Throughout England, laws preventing religious persecution did not exist. Followers of religions other than those approved by the government faced physical punishment and possible exile from England. During the 17th century, these exiled people came together and left England on a journey that they hoped would allow them religious freedom. They traveled to North America, formed colonies, and lived by their own rules. However, these previously persecuted groups, having fled for their own benefit, looked down upon other religious groups having escaped for the same purpose. While in the colonies, more powerful religious groups exiled others, the way they had been exiled before in England. Prior to 1700, the British North American colonies provided for a moderate extent of religious freedom.
During the early colonization of North America, two main religious groups formed colonies along the Atlantic coastline. The Quakers made their home in New Jersey, while the Puritans founded Massachusetts.
Their newly founded freedom allowed them to practice their religion freely without fear of the British government. This, however, did not hold true for members of their own society.

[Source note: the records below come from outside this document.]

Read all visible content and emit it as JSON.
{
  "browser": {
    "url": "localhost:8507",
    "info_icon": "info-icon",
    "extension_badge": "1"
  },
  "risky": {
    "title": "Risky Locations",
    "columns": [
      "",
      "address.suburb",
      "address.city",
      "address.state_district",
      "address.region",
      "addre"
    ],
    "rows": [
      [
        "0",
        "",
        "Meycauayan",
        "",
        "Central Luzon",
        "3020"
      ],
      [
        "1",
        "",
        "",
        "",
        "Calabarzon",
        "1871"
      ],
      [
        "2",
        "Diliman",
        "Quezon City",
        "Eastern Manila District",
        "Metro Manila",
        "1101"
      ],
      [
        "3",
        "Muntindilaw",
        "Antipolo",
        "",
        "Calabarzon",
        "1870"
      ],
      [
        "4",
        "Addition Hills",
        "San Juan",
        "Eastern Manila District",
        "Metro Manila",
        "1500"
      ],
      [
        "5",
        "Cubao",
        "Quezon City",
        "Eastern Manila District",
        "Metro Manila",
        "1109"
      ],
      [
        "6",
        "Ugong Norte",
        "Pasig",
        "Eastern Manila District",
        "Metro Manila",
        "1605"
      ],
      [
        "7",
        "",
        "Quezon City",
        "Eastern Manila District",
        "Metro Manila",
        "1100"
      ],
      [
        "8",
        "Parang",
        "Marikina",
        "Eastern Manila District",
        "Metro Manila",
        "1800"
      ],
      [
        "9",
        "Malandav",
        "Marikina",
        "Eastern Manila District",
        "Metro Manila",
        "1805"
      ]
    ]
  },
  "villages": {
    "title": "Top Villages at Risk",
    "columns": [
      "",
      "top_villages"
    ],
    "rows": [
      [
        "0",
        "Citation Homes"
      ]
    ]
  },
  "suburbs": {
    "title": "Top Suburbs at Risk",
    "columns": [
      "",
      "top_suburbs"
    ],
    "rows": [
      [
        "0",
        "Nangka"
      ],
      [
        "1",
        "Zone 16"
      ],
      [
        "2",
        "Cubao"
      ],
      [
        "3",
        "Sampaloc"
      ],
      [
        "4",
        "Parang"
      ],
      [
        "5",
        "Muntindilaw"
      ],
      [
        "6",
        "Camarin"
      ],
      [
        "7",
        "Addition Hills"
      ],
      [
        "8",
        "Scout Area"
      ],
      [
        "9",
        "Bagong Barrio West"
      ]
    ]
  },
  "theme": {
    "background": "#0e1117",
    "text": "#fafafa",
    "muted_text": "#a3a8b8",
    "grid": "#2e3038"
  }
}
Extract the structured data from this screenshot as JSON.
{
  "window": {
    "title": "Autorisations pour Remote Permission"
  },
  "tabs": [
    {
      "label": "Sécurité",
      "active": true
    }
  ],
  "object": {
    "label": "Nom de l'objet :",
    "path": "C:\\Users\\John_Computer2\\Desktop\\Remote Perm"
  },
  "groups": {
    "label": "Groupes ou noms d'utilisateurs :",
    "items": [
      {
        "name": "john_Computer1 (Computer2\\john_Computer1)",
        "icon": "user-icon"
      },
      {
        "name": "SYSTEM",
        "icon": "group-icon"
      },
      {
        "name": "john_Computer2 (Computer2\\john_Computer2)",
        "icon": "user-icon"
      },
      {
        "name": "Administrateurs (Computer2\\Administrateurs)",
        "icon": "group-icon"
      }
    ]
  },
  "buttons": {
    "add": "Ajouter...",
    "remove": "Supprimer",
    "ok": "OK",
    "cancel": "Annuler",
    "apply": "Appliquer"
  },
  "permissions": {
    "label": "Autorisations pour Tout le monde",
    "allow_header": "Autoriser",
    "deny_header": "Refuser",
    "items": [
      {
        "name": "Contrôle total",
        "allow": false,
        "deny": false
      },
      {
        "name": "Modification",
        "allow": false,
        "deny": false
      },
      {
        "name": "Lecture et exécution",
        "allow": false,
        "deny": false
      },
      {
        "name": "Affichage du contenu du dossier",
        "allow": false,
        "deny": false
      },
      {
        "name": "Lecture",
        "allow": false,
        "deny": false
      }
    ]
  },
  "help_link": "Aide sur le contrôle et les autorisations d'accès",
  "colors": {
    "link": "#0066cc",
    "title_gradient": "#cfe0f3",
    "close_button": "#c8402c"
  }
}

Roger Williams traveled from England to live with the Puritans of Massachusetts. He strongly believed in religious freedom and felt he had the right to speak his own mind. He voiced his beliefs that God spoke to people other than Priests, which caused uproar in the colony. The Puritans refused to acknowledge his contrary beliefs, and Roger Williams was exiled. He traveled to present-day Rhode Island and founded a colony that accepted all members of different religions.
Prior to 1700, the British North American colonies provided for a moderate extent of religious freedom. Persecuted religious groups fled England for a better life in North America. The Quakers settled in New Jersey, while the Puritans lived in Massachusetts. These strongly followed...